Product wants to change things in-flight because that is when they realize that Engineering didn't understand what they actually wanted. Engineering and Product didn't align well enough before work started on that particular deliverable. Product and Engineering have different mental models and think about things differently. They have access to different information, and they have different incentives. That reality means that it takes a lot of work to align their models.
In many cases, Product doesn't do a great job of describing their desired outcome. Engineering then makes inaccurate assumptions about what they think that Product wants. When Engineering starts work on a feature, they start asking questions, and Product starts to see the result of Engineering's work. That is when Product realizes that you were building the wrong thing, which is far too late.
Alignment is the challenge here. The things I have recommended in this post will improve alignment tremendously so that these problems won't pop up as often. They are still going to happen, though. When it does happen, you can offer two options to Product. These are the same two options that you would provide to anyone that wants to change in-flight work.
- Continue with the work and iterate on it in the future.
- Cancel the work, but it goes into replanning, and the team continues with the work already scheduled.
Those are the only two options that work. Trying to replan in-flight is too costly. It disrupts your delivery schedule and everything around it. Changing work in flight also increases delivery risk. It's a much better option to deliver something that is not quite right then to deliver nothing at all or deliver the perfect thing at a much greater cost than anticipated.
Keep in mind the fact that the Product team is one of your stakeholders. You should enable them, not block them. It's also essential that you retain the Political Capital with them that lubricates discussion and allows you to work together. So give them the option to step back, replan and reprioritize. It won't be in the current Sprint (if you are doing Sprints), but it could be in the next Sprint if it continues to be necessary.
It's Not My Job
You may be thinking to yourself, 'this is Product's job. Why am I spending my time doing this?'. That 'It's not my job' think has no place in your repertoire. You do it because it is critical for success, and no one else is doing it. In a matrixed organization, no one is accountable for delivering the product. If everyone provides what they are accountable for, everyone is successful, but nothing useful gets into production. You are holding yourself accountable for delivering something useful to production, and with that extra accountability comes extra work.
Mentoring and Delegation
In the best case, this work with Product happens in your team. Once you set the model, it's time to start delegating the work. Include members of your team in these conversations with Product. Before you meet with Product, explain your approach for the meeting and what you expect to accomplish. Afterward, explain how you think it went, what you could have done better, and what you expect the outcome to be. Over time, shift control of the conversation to them so that they can drive. In the end, these good conversations will happen without you in the room.
This Approach Works at All Levels

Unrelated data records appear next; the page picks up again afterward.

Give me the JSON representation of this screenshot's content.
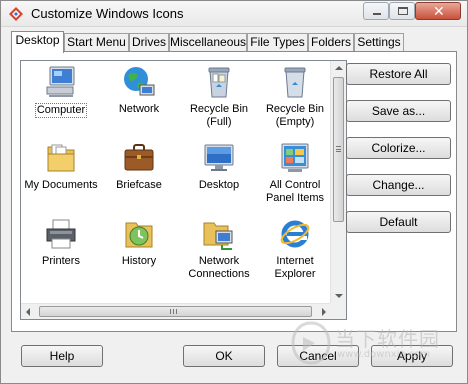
{
  "window": {
    "title": "Customize Windows Icons"
  },
  "tabs": [
    {
      "label": "Desktop",
      "active": true
    },
    {
      "label": "Start Menu"
    },
    {
      "label": "Drives"
    },
    {
      "label": "Miscellaneous"
    },
    {
      "label": "File Types"
    },
    {
      "label": "Folders"
    },
    {
      "label": "Settings"
    }
  ],
  "icons": [
    {
      "label": "Computer",
      "icon": "computer-icon",
      "selected": true
    },
    {
      "label": "Network",
      "icon": "network-icon"
    },
    {
      "label": "Recycle Bin\n(Full)",
      "icon": "recycle-bin-full-icon"
    },
    {
      "label": "Recycle Bin\n(Empty)",
      "icon": "recycle-bin-empty-icon"
    },
    {
      "label": "My Documents",
      "icon": "my-documents-icon"
    },
    {
      "label": "Briefcase",
      "icon": "briefcase-icon"
    },
    {
      "label": "Desktop",
      "icon": "desktop-icon"
    },
    {
      "label": "All Control\nPanel Items",
      "icon": "control-panel-icon"
    },
    {
      "label": "Printers",
      "icon": "printers-icon"
    },
    {
      "label": "History",
      "icon": "history-icon"
    },
    {
      "label": "Network\nConnections",
      "icon": "network-connections-icon"
    },
    {
      "label": "Internet\nExplorer",
      "icon": "internet-explorer-icon"
    }
  ],
  "side_buttons": {
    "restore_all": "Restore All",
    "save_as": "Save as...",
    "colorize": "Colorize...",
    "change": "Change...",
    "default": "Default"
  },
  "bottom_buttons": {
    "help": "Help",
    "ok": "OK",
    "cancel": "Cancel",
    "apply": "Apply"
  },
  "watermark": {
    "text": "当下软件园",
    "url": "www.downxia.com"
  }
}
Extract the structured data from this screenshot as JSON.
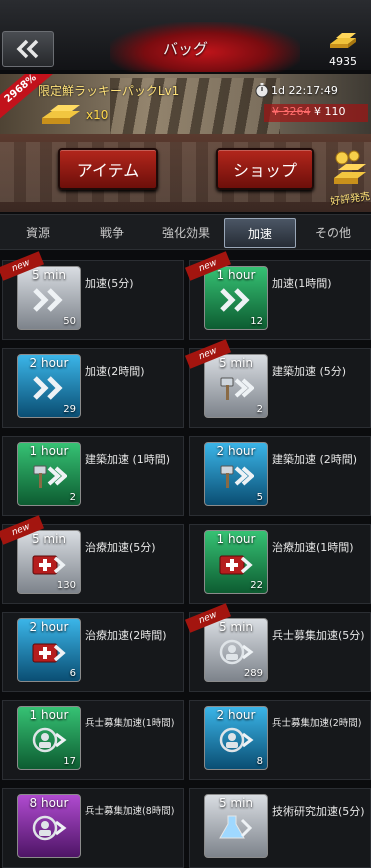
{
  "header": {
    "title": "バッグ",
    "gold": "4935"
  },
  "banner": {
    "discount": "2968%",
    "title": "限定鮮ラッキーパックLv1",
    "quantity": "x10",
    "timer": "1d 22:17:49",
    "old_price": "¥ 3264",
    "new_price": "¥ 110"
  },
  "actions": {
    "item_label": "アイテム",
    "shop_label": "ショップ",
    "sale_tag": "好評発売"
  },
  "tabs": [
    {
      "label": "資源"
    },
    {
      "label": "戦争"
    },
    {
      "label": "強化効果"
    },
    {
      "label": "加速"
    },
    {
      "label": "その他"
    }
  ],
  "active_tab": "加速",
  "items": [
    {
      "duration": "5 min",
      "name": "加速(5分)",
      "count": "50",
      "color": "gray",
      "icon": "chevron-icon",
      "new": true
    },
    {
      "duration": "1 hour",
      "name": "加速(1時間)",
      "count": "12",
      "color": "green",
      "icon": "chevron-icon",
      "new": true
    },
    {
      "duration": "2 hour",
      "name": "加速(2時間)",
      "count": "29",
      "color": "blue",
      "icon": "chevron-icon",
      "new": false
    },
    {
      "duration": "5 min",
      "name": "建築加速 (5分)",
      "count": "2",
      "color": "gray",
      "icon": "hammer-icon",
      "new": true
    },
    {
      "duration": "1 hour",
      "name": "建築加速 (1時間)",
      "count": "2",
      "color": "green",
      "icon": "hammer-icon",
      "new": false
    },
    {
      "duration": "2 hour",
      "name": "建築加速 (2時間)",
      "count": "5",
      "color": "blue",
      "icon": "hammer-icon",
      "new": false
    },
    {
      "duration": "5 min",
      "name": "治療加速(5分)",
      "count": "130",
      "color": "gray",
      "icon": "medkit-icon",
      "new": true
    },
    {
      "duration": "1 hour",
      "name": "治療加速(1時間)",
      "count": "22",
      "color": "green",
      "icon": "medkit-icon",
      "new": false
    },
    {
      "duration": "2 hour",
      "name": "治療加速(2時間)",
      "count": "6",
      "color": "blue",
      "icon": "medkit-icon",
      "new": false
    },
    {
      "duration": "5 min",
      "name": "兵士募集加速(5分)",
      "count": "289",
      "color": "gray",
      "icon": "soldier-icon",
      "new": true
    },
    {
      "duration": "1 hour",
      "name": "兵士募集加速(1時間)",
      "count": "17",
      "color": "green",
      "icon": "soldier-icon",
      "new": false
    },
    {
      "duration": "2 hour",
      "name": "兵士募集加速(2時間)",
      "count": "8",
      "color": "blue",
      "icon": "soldier-icon",
      "new": false
    },
    {
      "duration": "8 hour",
      "name": "兵士募集加速(8時間)",
      "count": "",
      "color": "purple",
      "icon": "soldier-icon",
      "new": false
    },
    {
      "duration": "5 min",
      "name": "技術研究加速(5分)",
      "count": "",
      "color": "gray",
      "icon": "flask-icon",
      "new": false
    }
  ]
}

This approach works regardless of your level. From a manager of individual contributors to a Vice President of Engineering or CTO this approach works. The details change, and the higher up in the organization you are, the more you will focus on mentoring your direct reports. However, the approach consistently works.